Band Leader: Doc Severinsen

doc-severinsenDid anyone see that one coming? Sure, laugh, but how much fun would that be? And don’t think that Doc doesn’t have his credentials in order. Severinsen was likely the best know band leader and trumpet player in America for 25 years, heading up the band for Johnny Carson on the Tonight Show, widely considered one of the best big band jobs ever. He’s recorded nearly every type of music, making him extremely versatile.

Doc’s experience with big bands is far from limited to television. Dating back to 1945, Doc was a featured musician with bands headed up by Tommy Dorsey, Charlie Barnet, Benny Goodman, and Noro Morales, while also backing the likes of Dinah Washington and Anita O’ Day.

His album sales as a big band leader and as a small group leader have all proven well, including a Grammy win in the big band category. Bands he directed contained members with a vast background of big band experience, including Conte Candoli (Woody Herman, Stan Kenton), Snooky Young (Jimmy Lunceford, Count Basie, Lionel Hampton, Thad Jones/Mel Lewis), Ed Shaughnessy (Charles Mingus, Benny Goodman), Ernie Watts (Buddy Rich, Oliver Nelson), Bill Perkins (Woody Herman, Stan Kenton), and Ross Tompkins (Benny Goodman).

And finally, Doc is a whole lot of fun. A flashy, bright (be it a tad tacky) wardrobe and sense of humor would make him a great leader for this or any band. Add the fact that he is a true trumpet virtuoso, it would be fun to see him pick up the horn and play a solo too. I’ll just mention that he also recorded with Cab Calloway, Lena Horne, Gene Krupa, Chris Connor, Tito Puente, Toshiko Akiyoshi, Ruth Brown, Bob Brookmeyer, Gil Evans, Dizzy Gillespie, Jimmy Smith, Stan Getz, Milt Jackson, Mundell Lowe, Billy Taylor, and Tony Bennett.

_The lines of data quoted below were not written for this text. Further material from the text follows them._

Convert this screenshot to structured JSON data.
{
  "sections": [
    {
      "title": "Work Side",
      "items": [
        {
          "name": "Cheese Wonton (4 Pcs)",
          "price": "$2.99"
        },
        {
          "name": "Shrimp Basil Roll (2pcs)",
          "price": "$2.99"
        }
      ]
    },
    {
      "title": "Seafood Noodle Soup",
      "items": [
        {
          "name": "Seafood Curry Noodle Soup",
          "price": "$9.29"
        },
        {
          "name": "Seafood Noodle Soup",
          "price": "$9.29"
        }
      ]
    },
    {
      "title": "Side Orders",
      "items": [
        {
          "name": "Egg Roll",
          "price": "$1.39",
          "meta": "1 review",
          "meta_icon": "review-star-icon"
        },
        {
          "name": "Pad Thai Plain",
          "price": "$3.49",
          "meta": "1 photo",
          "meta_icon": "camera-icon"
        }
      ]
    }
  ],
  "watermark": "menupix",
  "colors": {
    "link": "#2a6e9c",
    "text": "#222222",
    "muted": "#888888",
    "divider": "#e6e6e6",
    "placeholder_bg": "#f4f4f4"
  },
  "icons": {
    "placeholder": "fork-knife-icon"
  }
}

My band leader needs to have the ability to direct a top notch band with creative arrangements, entertain the audience between songs, and wear a flashy outfit. Doc has that all covered, and then some.

So that is the band. Check out videos from Doc Severinsen below, and look see a layout of the entire band. And dont forget to let me know who you would like to see in your band!

Watch Doc Severinsen conduct and play Stardust in this video:

Watch Doc and the gang team up with Buddy Rich for We’ll Git It:

Watch a fun little sampler of Doc performances, concluding with Doc playing for Ronald Reagan:

And finally, Doc leading a band, way back in 1965, playing Blues in the Night: